YOUR TASK:
Only the lines with the string "background" are needed; return each of them from the entries below.

Source data:
= = = = =

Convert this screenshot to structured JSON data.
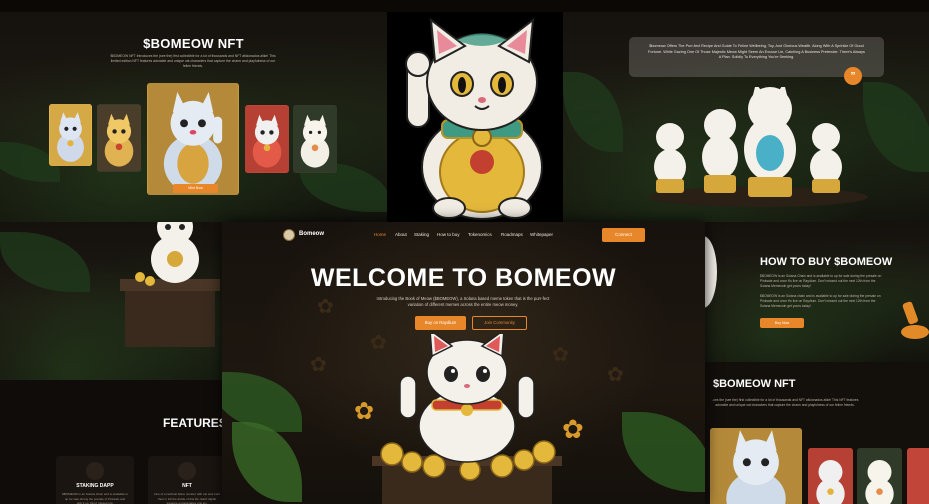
{
  "nft_top_left": {
    "title": "$BOMEOW NFT",
    "description": "$BOMEOW NFT Introduces the (see the) first collectible for a lot of thousands and NFT aficionados alike! This limited edition NFT features adorable and unique cat characters that capture the charm and playfulness of our feline friends.",
    "mint_label": "Mint Now"
  },
  "top_right": {
    "quote": "$bomeow Offers The Purr-fect Recipe And Guide To Feline Wellbeing, Toy, And Glorious Wealth. Along With A Sprinkle Of Good Fortune. While Gazing One Of Those Majestic Meow Might Seem An Excuse Lie, Catching A Business Pretender. There's Always A Plan. Solidly To Everything You're Seeking.",
    "quote_icon": "quote-icon"
  },
  "features": {
    "title": "FEATURES",
    "cards": [
      {
        "label": "STAKING DAPP",
        "text": "$BOMEOW is an Solana chain and is available to up for sale during the presale of Pinksale and pick it up. Don't missed out."
      },
      {
        "label": "NFT",
        "text": "One of a cardinal feline number with cat sets held their in full the divide of this life. Each digital treasure encapsulates one joy."
      }
    ]
  },
  "how_to_buy": {
    "title": "HOW TO BUY $BOMEOW",
    "text1": "$BOMEOW is an Solana Chain and is available to up for sale during the presale on Pinksale and once it's live on Raydium. Don't missed out the next 12th from the Solana Memecoin get yours today!",
    "text2": "$BOMEOW is an Solana chain and is available to up for sale during the presale on Pinksale and once it's live on Raydium. Don't missed out the next 12th from the Solana Memecoin get yours today!",
    "buy_label": "Buy Now"
  },
  "nft_bottom_right": {
    "title": "$BOMEOW NFT",
    "description": "..ces the (see the) first collectible for a lot of thousands and NFT aficionados alike! This NFT features adorable and unique cat characters that capture the charm and playfulness of our feline friends."
  },
  "hero": {
    "logo_text": "Bomeow",
    "nav": [
      "Home",
      "About",
      "Staking",
      "How to buy",
      "Tokenomics",
      "Roadmaps",
      "Whitepaper"
    ],
    "connect_label": "Connect",
    "title": "WELCOME TO BOMEOW",
    "description": "Introducing the Book of Meow ($BOMEOW), a Solana based meme token that is the purr-fect variation of different memes across the entire meow money.",
    "primary_button": "Buy on Raydium",
    "secondary_button": "Join Community"
  },
  "colors": {
    "accent": "#e8862a",
    "background": "#0b0806"
  }
}
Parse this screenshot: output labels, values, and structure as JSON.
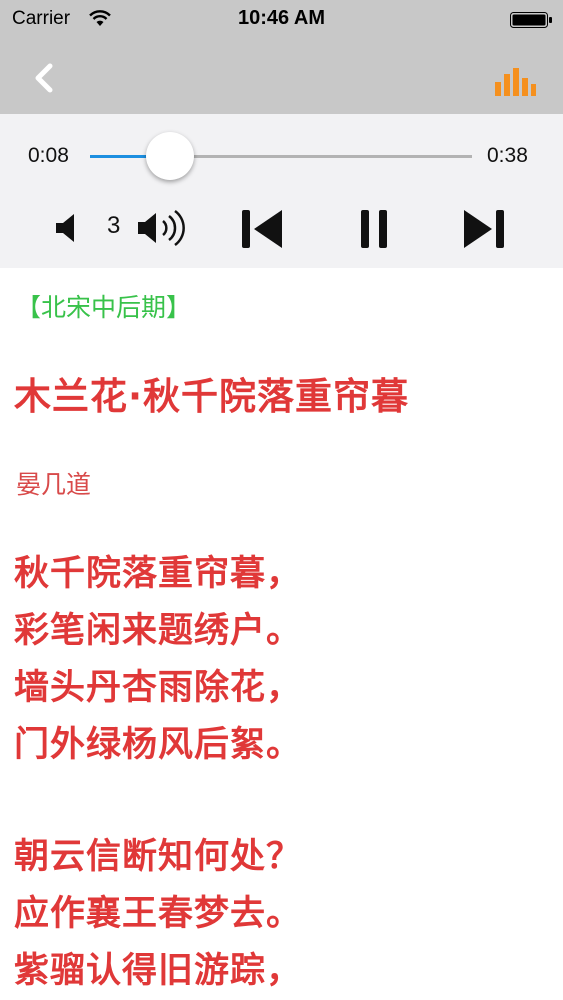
{
  "status_bar": {
    "carrier": "Carrier",
    "time": "10:46 AM"
  },
  "nav": {
    "back_icon": "chevron-left-icon",
    "right_icon": "equalizer-bars-icon",
    "accent_color": "#f5901e"
  },
  "player": {
    "current_time": "0:08",
    "total_time": "0:38",
    "progress": 0.21,
    "volume": "3",
    "progress_color": "#1d8fe0"
  },
  "poem": {
    "era": "【北宋中后期】",
    "title": "木兰花·秋千院落重帘暮",
    "author": "晏几道",
    "stanza1": [
      "秋千院落重帘暮，",
      "彩笔闲来题绣户。",
      "墙头丹杏雨除花，",
      "门外绿杨风后絮。"
    ],
    "stanza2": [
      "朝云信断知何处？",
      "应作襄王春梦去。",
      "紫骝认得旧游踪，"
    ],
    "era_color": "#38c24a",
    "text_color": "#e03838"
  }
}
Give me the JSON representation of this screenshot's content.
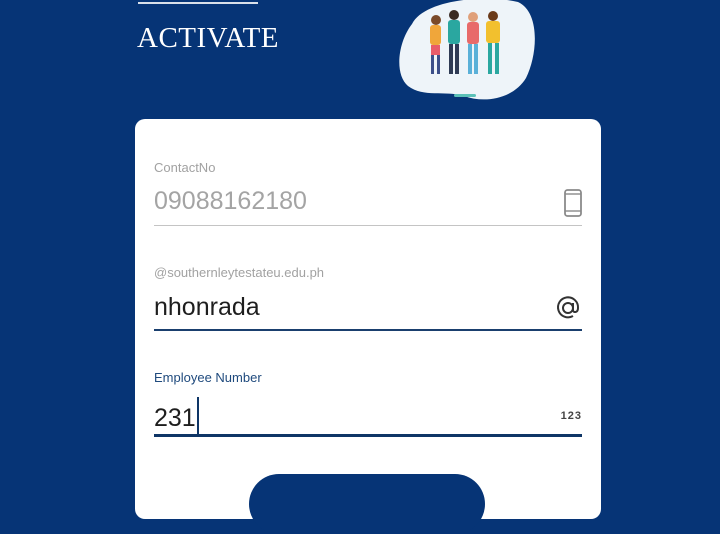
{
  "header": {
    "title": "ACTIVATE",
    "illustration_icon": "people-group-illustration"
  },
  "form": {
    "contact": {
      "label": "ContactNo",
      "value": "09088162180",
      "icon": "mobile-phone-icon"
    },
    "email": {
      "label": "@southernleytestateu.edu.ph",
      "value": "nhonrada",
      "icon": "at-sign-icon"
    },
    "employee": {
      "label": "Employee Number",
      "value": "231",
      "icon_text": "123"
    }
  },
  "colors": {
    "background": "#063476",
    "card": "#ffffff",
    "active_underline": "#0e3566"
  }
}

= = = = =

ANSWER TO THIS EXERCISE:
    "background": "#0b0806"
    "background": "#063476",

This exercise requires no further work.